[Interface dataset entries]
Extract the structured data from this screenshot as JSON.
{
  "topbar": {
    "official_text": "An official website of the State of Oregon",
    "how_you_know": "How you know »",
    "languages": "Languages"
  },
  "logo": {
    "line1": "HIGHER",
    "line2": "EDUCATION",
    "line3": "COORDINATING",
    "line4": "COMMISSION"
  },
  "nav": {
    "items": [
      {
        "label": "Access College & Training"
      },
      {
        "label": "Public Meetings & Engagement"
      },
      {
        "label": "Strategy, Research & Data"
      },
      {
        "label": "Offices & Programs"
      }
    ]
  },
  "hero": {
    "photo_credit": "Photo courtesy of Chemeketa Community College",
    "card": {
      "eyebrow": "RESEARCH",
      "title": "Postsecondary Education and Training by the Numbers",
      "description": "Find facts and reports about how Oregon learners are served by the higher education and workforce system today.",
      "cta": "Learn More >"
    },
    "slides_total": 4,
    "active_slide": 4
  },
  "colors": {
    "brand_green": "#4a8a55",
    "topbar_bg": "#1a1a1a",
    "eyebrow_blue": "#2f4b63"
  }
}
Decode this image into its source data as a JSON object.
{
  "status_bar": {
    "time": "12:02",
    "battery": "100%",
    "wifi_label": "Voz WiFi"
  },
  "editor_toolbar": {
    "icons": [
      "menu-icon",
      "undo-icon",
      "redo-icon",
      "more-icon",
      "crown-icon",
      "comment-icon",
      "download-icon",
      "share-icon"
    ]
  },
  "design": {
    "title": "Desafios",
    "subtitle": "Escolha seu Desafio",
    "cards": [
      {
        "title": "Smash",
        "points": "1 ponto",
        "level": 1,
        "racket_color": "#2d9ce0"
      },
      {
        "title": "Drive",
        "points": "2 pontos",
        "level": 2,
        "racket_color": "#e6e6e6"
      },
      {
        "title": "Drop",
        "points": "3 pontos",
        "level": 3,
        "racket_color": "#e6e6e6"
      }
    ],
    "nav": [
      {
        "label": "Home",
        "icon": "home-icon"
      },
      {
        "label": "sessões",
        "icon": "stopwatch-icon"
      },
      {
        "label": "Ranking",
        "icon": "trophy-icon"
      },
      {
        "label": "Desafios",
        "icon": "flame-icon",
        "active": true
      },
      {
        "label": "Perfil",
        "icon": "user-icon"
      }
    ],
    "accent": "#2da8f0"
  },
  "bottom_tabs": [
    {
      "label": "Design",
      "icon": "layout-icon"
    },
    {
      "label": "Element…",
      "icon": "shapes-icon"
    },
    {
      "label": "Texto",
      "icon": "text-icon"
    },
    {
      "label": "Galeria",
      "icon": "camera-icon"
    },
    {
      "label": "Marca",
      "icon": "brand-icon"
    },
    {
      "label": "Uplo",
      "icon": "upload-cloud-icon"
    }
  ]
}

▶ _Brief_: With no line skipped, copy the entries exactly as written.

▶ _Expected answer_:
Extract the structured data from this screenshot as JSON.
{
  "topbar": {
    "official_text": "An official website of the State of Oregon",
    "how_you_know": "How you know »",
    "languages": "Languages"
  },
  "logo": {
    "line1": "HIGHER",
    "line2": "EDUCATION",
    "line3": "COORDINATING",
    "line4": "COMMISSION"
  },
  "nav": {
    "items": [
      {
        "label": "Access College & Training"
      },
      {
        "label": "Public Meetings & Engagement"
      },
      {
        "label": "Strategy, Research & Data"
      },
      {
        "label": "Offices & Programs"
      }
    ]
  },
  "hero": {
    "photo_credit": "Photo courtesy of Chemeketa Community College",
    "card": {
      "eyebrow": "RESEARCH",
      "title": "Postsecondary Education and Training by the Numbers",
      "description": "Find facts and reports about how Oregon learners are served by the higher education and workforce system today.",
      "cta": "Learn More >"
    },
    "slides_total": 4,
    "active_slide": 4
  },
  "colors": {
    "brand_green": "#4a8a55",
    "topbar_bg": "#1a1a1a",
    "eyebrow_blue": "#2f4b63"
  }
}
Decode this image into its source data as a JSON object.
{
  "status_bar": {
    "time": "12:02",
    "battery": "100%",
    "wifi_label": "Voz WiFi"
  },
  "editor_toolbar": {
    "icons": [
      "menu-icon",
      "undo-icon",
      "redo-icon",
      "more-icon",
      "crown-icon",
      "comment-icon",
      "download-icon",
      "share-icon"
    ]
  },
  "design": {
    "title": "Desafios",
    "subtitle": "Escolha seu Desafio",
    "cards": [
      {
        "title": "Smash",
        "points": "1 ponto",
        "level": 1,
        "racket_color": "#2d9ce0"
      },
      {
        "title": "Drive",
        "points": "2 pontos",
        "level": 2,
        "racket_color": "#e6e6e6"
      },
      {
        "title": "Drop",
        "points": "3 pontos",
        "level": 3,
        "racket_color": "#e6e6e6"
      }
    ],
    "nav": [
      {
        "label": "Home",
        "icon": "home-icon"
      },
      {
        "label": "sessões",
        "icon": "stopwatch-icon"
      },
      {
        "label": "Ranking",
        "icon": "trophy-icon"
      },
      {
        "label": "Desafios",
        "icon": "flame-icon",
        "active": true
      },
      {
        "label": "Perfil",
        "icon": "user-icon"
      }
    ],
    "accent": "#2da8f0"
  },
  "bottom_tabs": [
    {
      "label": "Design",
      "icon": "layout-icon"
    },
    {
      "label": "Element…",
      "icon": "shapes-icon"
    },
    {
      "label": "Texto",
      "icon": "text-icon"
    },
    {
      "label": "Galeria",
      "icon": "camera-icon"
    },
    {
      "label": "Marca",
      "icon": "brand-icon"
    },
    {
      "label": "Uplo",
      "icon": "upload-cloud-icon"
    }
  ]
}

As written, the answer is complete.